The policy does not fund abortions. Under federal law, Defense Department facilities can perform abortions only when the life of the mother is at risk or in cases of rape or incest, and those instances have been extremely rare. According to the department, there were 91 abortions performed in military medical facilities between 2016 and 2021.
The impasse in confirmations fueled sharp debates this week during Senate Armed Services Committee hearings. A parade of lawmakers also took to the Senate floor to complain.
At a hearing this week for Air Force Gen. CQ Brown Jr., Biden’s pick to replace Milley as the next Chairman of the Joint Chiefs of Staff, Sen. Tim Kaine warned that service members may choose to leave the military if they see their careers blocked.
“I would urge all of my colleagues to turn away from the path that we’re on where we are disrespecting and punishing people because we’re unhappy with policies in the military that these individuals had nothing to do with,” said Kaine, D-Va.
Tuberville has faced opposition from his side of the aisle, as well.
McConnell said in May that he opposes Tuberville’s blockade. And several Republican senators said this week that they were hoping to find a way to persuade the senator to drop the holds.
“I think all of us are concerned — we want to get these key positions filled,” said South Dakota Sen. John Thune, the No. 2 Senate Republican.
In the House, Republicans passed a wide-ranging defense bill on Friday that would reverse the new abortion policy. But Tuberville has said that’s not enough to get him to drop the holds.
SO, NOW WHAT?
Austin called Tuberville to discuss the holds on Thursday, the day President Joe Biden told reporters that Tuberville is jeopardizing national security and being “ totally irresponsible.”
Through a spokeswoman, Tuberville said he was “grateful” for the call and he would discuss the matter with Austin again in the coming week.

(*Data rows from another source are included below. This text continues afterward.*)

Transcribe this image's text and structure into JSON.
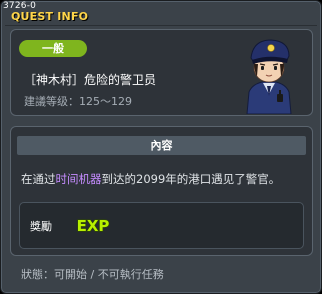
{
  "window": {
    "quest_id": "3726-0",
    "title": "QUEST INFO"
  },
  "quest": {
    "category": "一般",
    "name": "［神木村］危险的警卫员",
    "level_range": "建議等级：125～129"
  },
  "content": {
    "header": "內容",
    "description_before": "在通过",
    "description_highlight": "时间机器",
    "description_after": "到达的2099年的港口遇见了警官。"
  },
  "reward": {
    "label": "獎勵",
    "exp_text": "EXP"
  },
  "status": {
    "text": "狀態：可開始 / 不可執行任務"
  },
  "colors": {
    "title": "#ffd64a",
    "badge": "#7fb51e",
    "highlight": "#c58cff",
    "exp_fill": "#b8f000"
  },
  "icons": {
    "npc": "police-officer-npc-icon",
    "exp": "exp-icon"
  }
}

It’s unclear, though, if they can find compromise. Tuberville has said repeatedly that he will keep his hold until there is a vote.
“We need a vote on this policy on the floor,” he said Wednesday. “I don’t know whether it would pass. It may. I don’t care. I just want the American people to have a say-so in this, not the Pentagon.”
This story has been updated to correct the day Austin called Tuberville. It was Thursday, not Friday.